## Exercise
In the entries below, find every line with "What" and copy it.

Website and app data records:
⟨
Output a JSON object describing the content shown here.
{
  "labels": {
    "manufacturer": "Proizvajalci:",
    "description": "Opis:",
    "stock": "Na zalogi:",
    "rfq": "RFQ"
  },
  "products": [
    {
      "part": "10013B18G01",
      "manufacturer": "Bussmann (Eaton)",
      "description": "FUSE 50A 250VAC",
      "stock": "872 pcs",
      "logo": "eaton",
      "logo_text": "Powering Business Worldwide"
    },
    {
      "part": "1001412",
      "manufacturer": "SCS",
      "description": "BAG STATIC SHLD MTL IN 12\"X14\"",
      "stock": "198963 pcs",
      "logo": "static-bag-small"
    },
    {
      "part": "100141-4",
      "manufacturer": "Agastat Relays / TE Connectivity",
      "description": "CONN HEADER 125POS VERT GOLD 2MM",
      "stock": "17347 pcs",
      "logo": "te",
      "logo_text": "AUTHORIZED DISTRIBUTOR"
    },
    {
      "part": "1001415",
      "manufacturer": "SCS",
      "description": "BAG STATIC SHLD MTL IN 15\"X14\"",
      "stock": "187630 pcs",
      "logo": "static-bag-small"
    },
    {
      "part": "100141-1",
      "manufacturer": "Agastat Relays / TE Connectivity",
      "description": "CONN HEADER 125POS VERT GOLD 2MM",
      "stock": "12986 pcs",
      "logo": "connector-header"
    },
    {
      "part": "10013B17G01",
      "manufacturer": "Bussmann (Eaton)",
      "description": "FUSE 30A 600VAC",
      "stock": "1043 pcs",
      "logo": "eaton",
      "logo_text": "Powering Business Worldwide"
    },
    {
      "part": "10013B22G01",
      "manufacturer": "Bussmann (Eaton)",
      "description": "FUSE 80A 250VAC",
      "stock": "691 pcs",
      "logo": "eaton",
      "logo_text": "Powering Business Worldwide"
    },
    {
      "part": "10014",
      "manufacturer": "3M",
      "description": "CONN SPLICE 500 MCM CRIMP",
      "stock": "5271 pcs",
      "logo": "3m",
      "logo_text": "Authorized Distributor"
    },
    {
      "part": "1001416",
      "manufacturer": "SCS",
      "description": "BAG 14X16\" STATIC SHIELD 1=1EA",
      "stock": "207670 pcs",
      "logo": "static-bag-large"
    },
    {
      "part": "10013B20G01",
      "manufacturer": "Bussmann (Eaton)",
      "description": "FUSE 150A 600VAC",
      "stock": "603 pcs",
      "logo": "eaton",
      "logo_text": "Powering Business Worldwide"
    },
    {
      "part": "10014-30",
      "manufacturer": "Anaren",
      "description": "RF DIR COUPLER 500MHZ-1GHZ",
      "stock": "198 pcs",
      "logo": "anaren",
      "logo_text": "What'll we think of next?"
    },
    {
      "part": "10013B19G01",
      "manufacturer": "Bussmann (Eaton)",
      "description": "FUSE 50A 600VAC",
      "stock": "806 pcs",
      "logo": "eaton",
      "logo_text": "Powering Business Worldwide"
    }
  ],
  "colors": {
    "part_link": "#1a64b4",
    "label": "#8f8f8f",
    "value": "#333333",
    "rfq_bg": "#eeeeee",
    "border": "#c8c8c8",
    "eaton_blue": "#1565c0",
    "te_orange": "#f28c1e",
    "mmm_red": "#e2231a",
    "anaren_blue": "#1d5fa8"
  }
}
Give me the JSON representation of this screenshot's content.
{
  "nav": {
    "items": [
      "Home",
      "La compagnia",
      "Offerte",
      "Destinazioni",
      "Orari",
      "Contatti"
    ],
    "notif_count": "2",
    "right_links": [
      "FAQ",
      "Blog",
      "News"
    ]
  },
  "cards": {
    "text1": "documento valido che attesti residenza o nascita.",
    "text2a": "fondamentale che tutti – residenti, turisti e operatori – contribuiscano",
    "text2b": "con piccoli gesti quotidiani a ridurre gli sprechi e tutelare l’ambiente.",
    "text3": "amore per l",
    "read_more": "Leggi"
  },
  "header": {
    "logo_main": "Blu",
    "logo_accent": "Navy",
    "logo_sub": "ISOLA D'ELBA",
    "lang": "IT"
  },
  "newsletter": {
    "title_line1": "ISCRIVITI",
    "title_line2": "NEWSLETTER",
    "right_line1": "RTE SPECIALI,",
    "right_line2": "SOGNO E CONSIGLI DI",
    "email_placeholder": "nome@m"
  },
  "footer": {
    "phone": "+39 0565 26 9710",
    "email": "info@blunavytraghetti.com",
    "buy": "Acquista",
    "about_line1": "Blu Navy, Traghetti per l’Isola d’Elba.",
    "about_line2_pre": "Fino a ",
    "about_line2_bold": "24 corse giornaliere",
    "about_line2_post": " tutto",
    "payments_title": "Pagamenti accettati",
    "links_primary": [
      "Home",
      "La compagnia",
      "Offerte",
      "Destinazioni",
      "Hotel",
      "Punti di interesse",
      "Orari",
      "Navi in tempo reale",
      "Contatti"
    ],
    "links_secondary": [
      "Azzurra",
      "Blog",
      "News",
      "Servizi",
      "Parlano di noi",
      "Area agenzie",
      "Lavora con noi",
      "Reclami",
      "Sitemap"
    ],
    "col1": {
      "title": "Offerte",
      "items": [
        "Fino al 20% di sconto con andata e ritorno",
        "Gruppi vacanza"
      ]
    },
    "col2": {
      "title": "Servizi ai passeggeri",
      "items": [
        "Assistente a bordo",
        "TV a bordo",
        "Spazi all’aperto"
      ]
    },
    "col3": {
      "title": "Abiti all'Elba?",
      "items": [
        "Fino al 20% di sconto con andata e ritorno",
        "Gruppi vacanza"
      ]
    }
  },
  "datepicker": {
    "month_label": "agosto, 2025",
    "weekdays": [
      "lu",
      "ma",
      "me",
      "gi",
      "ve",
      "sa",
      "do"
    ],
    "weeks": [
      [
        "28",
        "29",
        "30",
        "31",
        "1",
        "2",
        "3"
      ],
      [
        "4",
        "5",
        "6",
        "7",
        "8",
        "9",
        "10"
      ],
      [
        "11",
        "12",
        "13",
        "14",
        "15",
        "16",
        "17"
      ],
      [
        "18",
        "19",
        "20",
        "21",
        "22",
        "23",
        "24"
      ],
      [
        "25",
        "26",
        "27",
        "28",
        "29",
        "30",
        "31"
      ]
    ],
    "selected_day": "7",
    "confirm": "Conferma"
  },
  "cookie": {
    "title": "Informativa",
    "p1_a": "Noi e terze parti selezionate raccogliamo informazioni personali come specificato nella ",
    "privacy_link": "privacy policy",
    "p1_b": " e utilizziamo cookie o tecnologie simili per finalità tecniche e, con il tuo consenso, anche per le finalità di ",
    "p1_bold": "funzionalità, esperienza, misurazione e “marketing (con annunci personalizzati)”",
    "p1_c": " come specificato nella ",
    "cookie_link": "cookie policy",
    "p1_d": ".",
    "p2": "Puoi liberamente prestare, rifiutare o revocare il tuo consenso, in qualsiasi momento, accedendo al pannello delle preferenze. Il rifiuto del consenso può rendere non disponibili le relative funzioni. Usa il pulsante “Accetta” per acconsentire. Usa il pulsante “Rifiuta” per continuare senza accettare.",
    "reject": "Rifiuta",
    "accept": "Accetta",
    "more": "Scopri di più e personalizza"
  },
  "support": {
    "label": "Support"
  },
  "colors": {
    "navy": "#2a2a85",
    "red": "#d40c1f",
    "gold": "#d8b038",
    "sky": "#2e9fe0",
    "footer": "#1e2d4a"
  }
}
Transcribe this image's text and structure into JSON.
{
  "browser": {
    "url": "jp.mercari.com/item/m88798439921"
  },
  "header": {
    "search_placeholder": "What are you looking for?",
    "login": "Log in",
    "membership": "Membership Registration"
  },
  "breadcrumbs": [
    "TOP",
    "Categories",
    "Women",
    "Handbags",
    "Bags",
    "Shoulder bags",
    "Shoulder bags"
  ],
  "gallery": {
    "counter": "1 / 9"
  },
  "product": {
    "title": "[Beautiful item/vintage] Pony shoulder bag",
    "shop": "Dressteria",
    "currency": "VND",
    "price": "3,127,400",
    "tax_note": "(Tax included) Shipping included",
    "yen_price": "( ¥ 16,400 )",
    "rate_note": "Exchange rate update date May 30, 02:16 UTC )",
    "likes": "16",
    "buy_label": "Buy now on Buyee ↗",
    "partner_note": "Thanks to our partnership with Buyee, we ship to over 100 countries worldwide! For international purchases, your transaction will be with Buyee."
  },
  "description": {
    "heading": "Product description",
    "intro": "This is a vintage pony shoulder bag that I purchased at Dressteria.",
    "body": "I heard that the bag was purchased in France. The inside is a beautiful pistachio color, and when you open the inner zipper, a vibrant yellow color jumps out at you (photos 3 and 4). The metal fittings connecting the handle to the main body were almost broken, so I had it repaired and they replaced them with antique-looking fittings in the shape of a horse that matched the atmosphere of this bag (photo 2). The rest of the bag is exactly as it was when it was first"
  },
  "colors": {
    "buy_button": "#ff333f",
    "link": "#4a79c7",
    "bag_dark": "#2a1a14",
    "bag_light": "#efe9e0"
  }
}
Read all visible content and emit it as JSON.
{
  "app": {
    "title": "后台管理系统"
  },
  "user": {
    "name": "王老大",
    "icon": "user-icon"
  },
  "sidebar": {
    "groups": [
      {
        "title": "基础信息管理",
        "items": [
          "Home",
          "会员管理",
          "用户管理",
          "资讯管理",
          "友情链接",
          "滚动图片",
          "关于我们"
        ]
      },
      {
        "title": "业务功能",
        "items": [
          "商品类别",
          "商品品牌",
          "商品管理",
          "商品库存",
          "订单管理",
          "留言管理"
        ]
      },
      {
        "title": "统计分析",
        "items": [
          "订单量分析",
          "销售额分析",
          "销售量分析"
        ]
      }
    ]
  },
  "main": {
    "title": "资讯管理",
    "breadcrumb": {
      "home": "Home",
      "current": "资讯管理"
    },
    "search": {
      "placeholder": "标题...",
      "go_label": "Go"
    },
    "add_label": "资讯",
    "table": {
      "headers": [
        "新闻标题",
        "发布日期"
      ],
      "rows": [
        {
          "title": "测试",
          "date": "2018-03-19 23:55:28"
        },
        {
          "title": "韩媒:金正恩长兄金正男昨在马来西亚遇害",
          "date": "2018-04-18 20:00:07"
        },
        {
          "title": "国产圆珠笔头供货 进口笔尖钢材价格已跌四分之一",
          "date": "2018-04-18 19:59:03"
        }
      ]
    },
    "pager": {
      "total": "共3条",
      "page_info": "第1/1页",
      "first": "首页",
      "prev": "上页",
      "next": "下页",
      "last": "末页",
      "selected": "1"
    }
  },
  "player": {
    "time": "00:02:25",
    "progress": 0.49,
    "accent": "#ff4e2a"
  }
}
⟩
## Output
      "logo_text": "What'll we think of next?"
    "search_placeholder": "What are you looking for?",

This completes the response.